The MARINE IGUANA is the only lizard that lives its whole life underwater.
Animals, animals and more animals!
If you are a curious kid (or adult, cause, let’s be real, animal books are for kids of all ages), then this book is for you.
It is chock-full of absolutely wild facts.
The smallest bat – and mammal – in the world is the BUMBLEBEE BAT. It weighs less than a penny.
Facts that absolutely boggle your mind!
Today’s HAMSTERS are all descendants of a single hamster family that lived in Syria around 1930
And ones that will totally make you giggle!
The SPOTTED WOBBEGONG’s beard looks like seaweed. Confused prey swim right up to its mouth.
(ha! Spotted wobbegong! ).
If you want a fabulous fact book with plenty of amazing photographs, then this one is for you!
The largest butterfly is the QUEEN ALEXANDRA’S BIRDWING. Females have a wingspand of about 12 inches (30 cm)
Overall – I adored The Fascinating Animal Book!
Though, to be fair, I am a huuuuge sucker for animal books.
I literally cannot get enough of them but I really did enjoy this one in particular.
I remember being the age range for this book (ages 9-12, possibly younger if you read it with a parent) and wanting to learn everything about everything as quickly as possible. And this book is perfect for that type of kid.
Each page had multiple, vibrant photographs accompanied by many facts – about the animals on the page or about animals that fall under the same category.
The facts were fun, zany and exciting! Though I did hear some of them before, most of them were new to me.
The organization of the book is a bit different from the usual animal-fact-book.
Each section is devoted to types of animals and had several 2-page spreads based on different categories.
There’s the usual like “Awesome Elephants” and “Big Cats” but there are also categories like “Noses to Know” and “Horned Heads” which are a little less strictly categorized.
As much fun as it was to see so many different animals and facts, it did seem a bit chaotic – especially with the looser categories which could have a variety of completely different species on one page spread.
So many of the facts just boggled my mind – like the one about where hamsters came from! Which sometimes left me with questions (which I ended up googling).
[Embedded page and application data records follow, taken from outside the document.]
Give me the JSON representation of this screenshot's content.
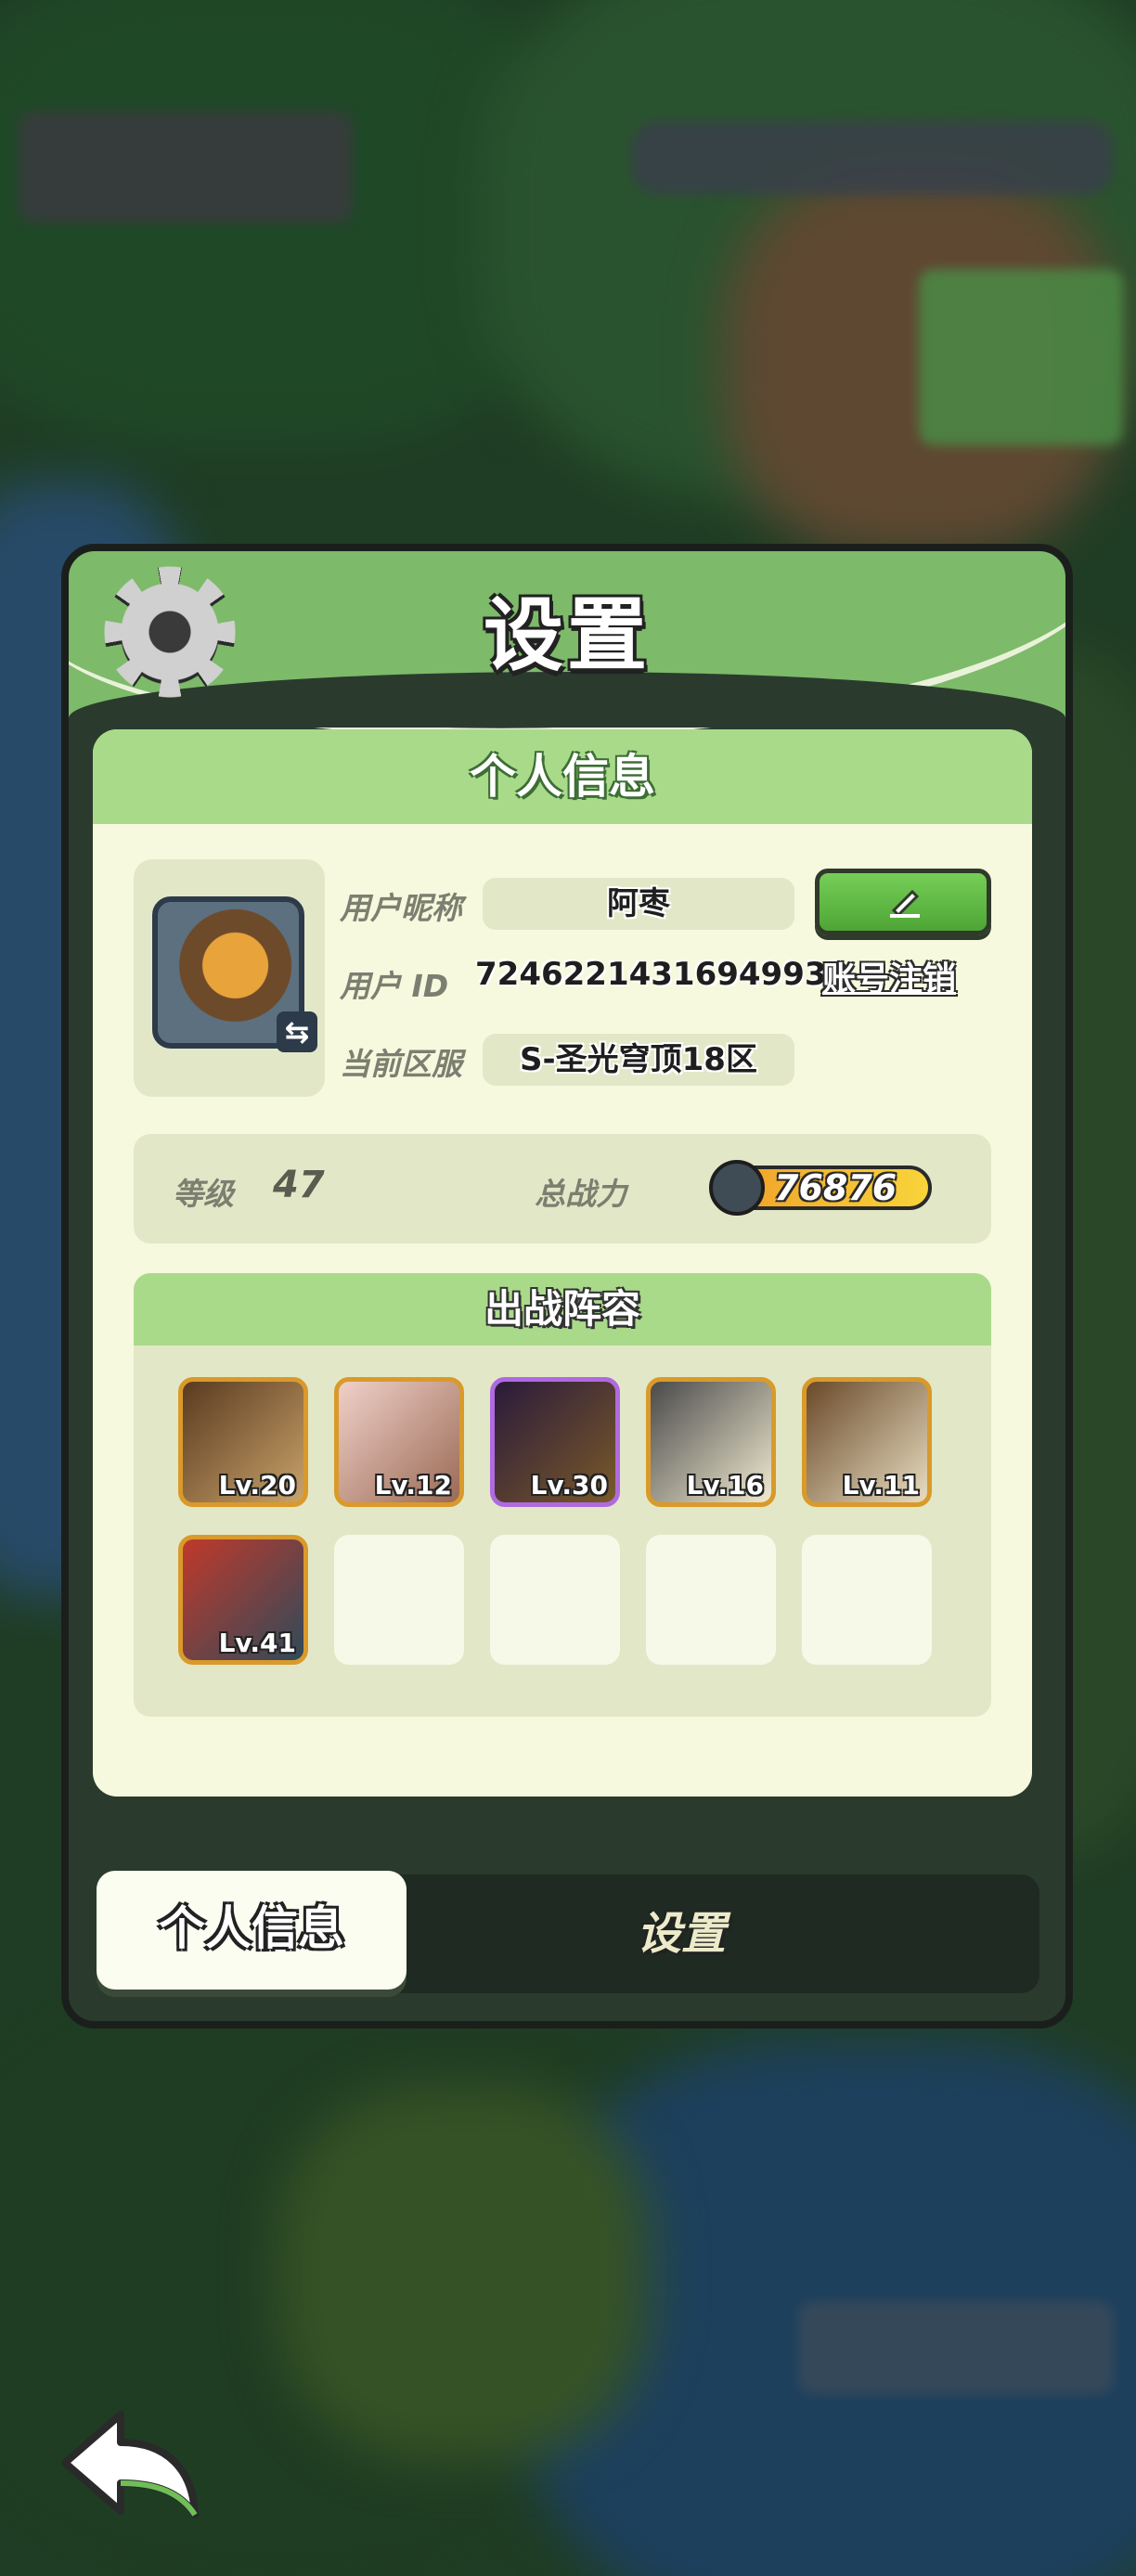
{
  "dialog": {
    "title": "设置"
  },
  "profile": {
    "header": "个人信息",
    "nickname_label": "用户昵称",
    "nickname_value": "阿枣",
    "user_id_label": "用户 ID",
    "user_id_value": "72462214316949938",
    "logout_link": "账号注销",
    "server_label": "当前区服",
    "server_value": "S-圣光穹顶18区"
  },
  "stats": {
    "level_label": "等级",
    "level_value": "47",
    "power_label": "总战力",
    "power_value": "76876"
  },
  "lineup": {
    "header": "出战阵容",
    "heroes": [
      {
        "level": "Lv.20",
        "color": "#8a5a2f"
      },
      {
        "level": "Lv.12",
        "color": "#c98f7a"
      },
      {
        "level": "Lv.30",
        "color": "#4a3050"
      },
      {
        "level": "Lv.16",
        "color": "#d8d0b0"
      },
      {
        "level": "Lv.11",
        "color": "#c8b890"
      },
      {
        "level": "Lv.41",
        "color": "#a33a2a"
      }
    ]
  },
  "tabs": {
    "personal_info": "个人信息",
    "settings": "设置"
  },
  "colors": {
    "accent_green": "#76cf57",
    "header_green": "#a9da8a",
    "card_cream": "#f6f9dd",
    "hero_border": "#d99a2b"
  }
}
And I really would have wanted there to be more information but each animal only got a single sentence (or two) about them and many of them were crammed onto one page.
One thing that really enhanced the book was the photographs.
The photographs were really high quality and brought a whole new dimension to the book. They were so much fun to look at!
Part of me really wished that there was a photograph for every animal fact mentioned.
For example, the bumblebee bat from the quotes above seems almost inconceivably small (weighing less than a penny!) but there’s no picture to accompany it (and so I googled, again) (it is very smol).
Overall – this book was incredibly cute and certainly delivered on its premise! Highly recommended for the curious kid in your life!
With thanks to the author and publisher for providing a free copy in exchange for an honest review.